In its directive to Pakistan’s Broadcasting Association, PEMRA noted that the ad was “perceived as indecent, immoral and in sheer disregard to our socio-cultural and religious values,” according to the Express Tribune. The commercial has also been criticized by many Pakistanis for being too racy and failing to discuss condom use as a family planning tool.

By Western standards, it’s not much to raise eyebrows: supermodel Mathira Mohammed tends adoringly to her less attractive, new husband, even asking neighbors for ice to cool his drink, to the consternation of the couple next door. Finally, Mohammed’s husband fesses up: The beautiful woman adores him because he uses Josh condoms, which, by the way, are also available in strawberry flavor.

One  columnist, Zahra Peer Mohammed, wrote in Pakistan’s Express Tribune that she supported PEMRA’s take-down of the ad because it missed the mark in its portrayal of women. While Josh’s efforts to advertise birth control are laudable, the commercial tells viewers that women are objects that can be made submissive through sex, she writes. The columnist says condom ads can be delivered in a more culturally sensitive way “that works in a conservative, fiercely patriarchal society where education and awareness about sex is abysmal.”

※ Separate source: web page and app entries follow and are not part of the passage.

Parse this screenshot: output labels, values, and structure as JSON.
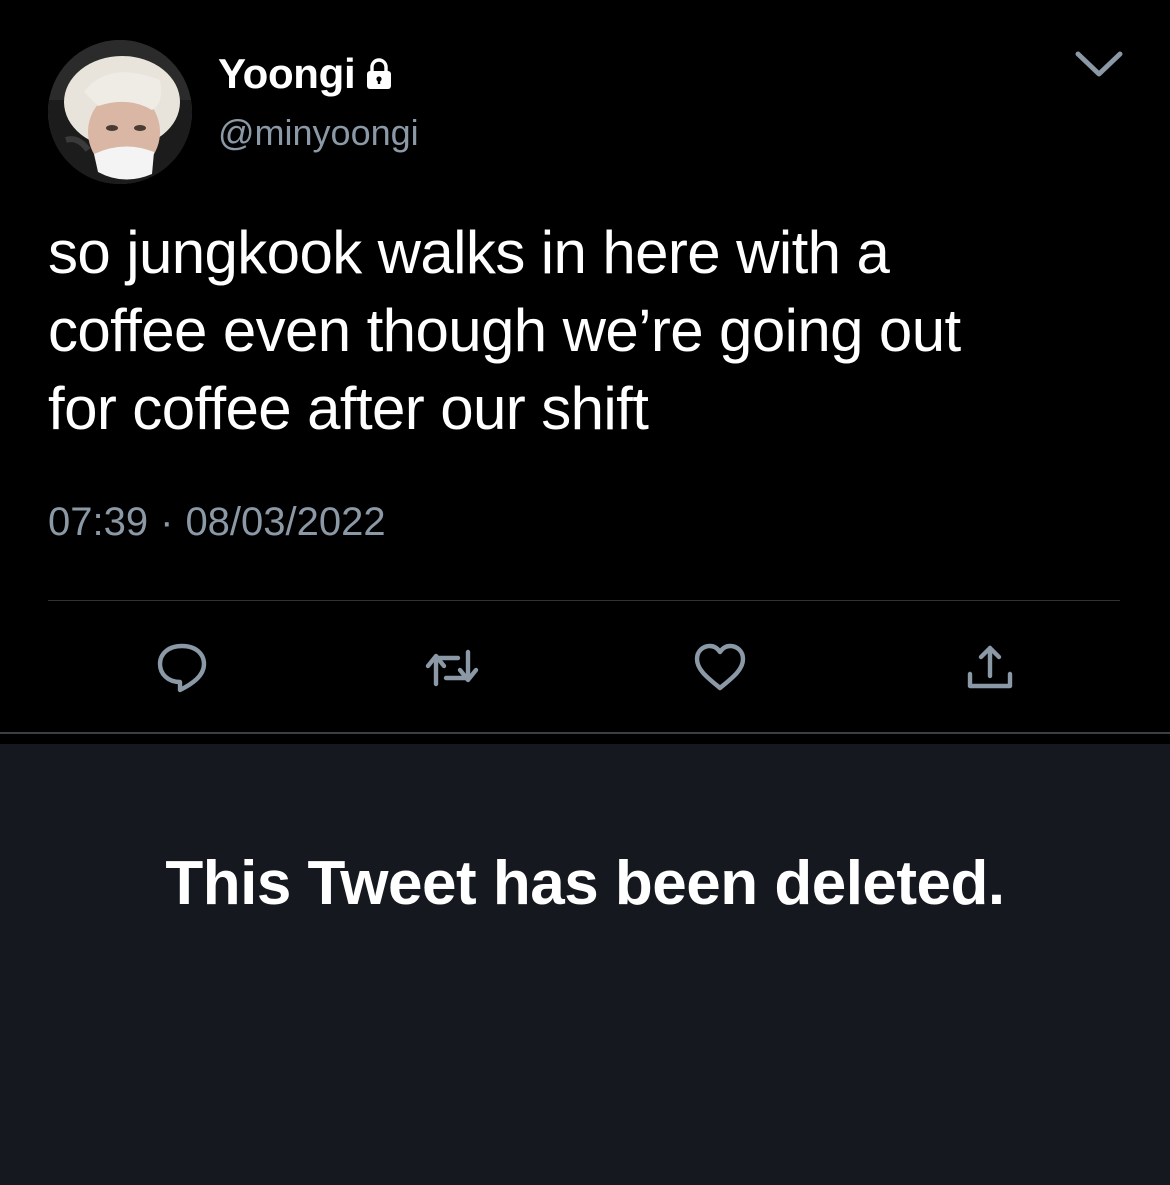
{
  "tweet": {
    "author": {
      "display_name": "Yoongi",
      "handle": "@minyoongi",
      "protected_icon": "lock-icon",
      "avatar": "profile-photo"
    },
    "menu_icon": "chevron-down-icon",
    "text_lines": [
      "so jungkook walks in here with a",
      "coffee even though we’re going out",
      "for coffee after our shift"
    ],
    "time": "07:39",
    "separator_dot": "·",
    "date": "08/03/2022",
    "actions": [
      {
        "icon": "reply-icon"
      },
      {
        "icon": "retweet-icon"
      },
      {
        "icon": "like-icon"
      },
      {
        "icon": "share-icon"
      }
    ]
  },
  "deleted_notice": {
    "text": "This Tweet has been deleted."
  },
  "colors": {
    "background": "#000000",
    "text_primary": "#ffffff",
    "text_secondary": "#8b98a5",
    "divider": "#2f3336",
    "icon": "#8b98a5",
    "deleted_panel_bg": "#15191f"
  }
}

Currently, an estimated 27 percent of Pakistan’s 193 million residents have access to birth control. In a society where conversations about family planning are often taboo and fraught with religious undertones, efforts to curb family sizes remain an uphill battle.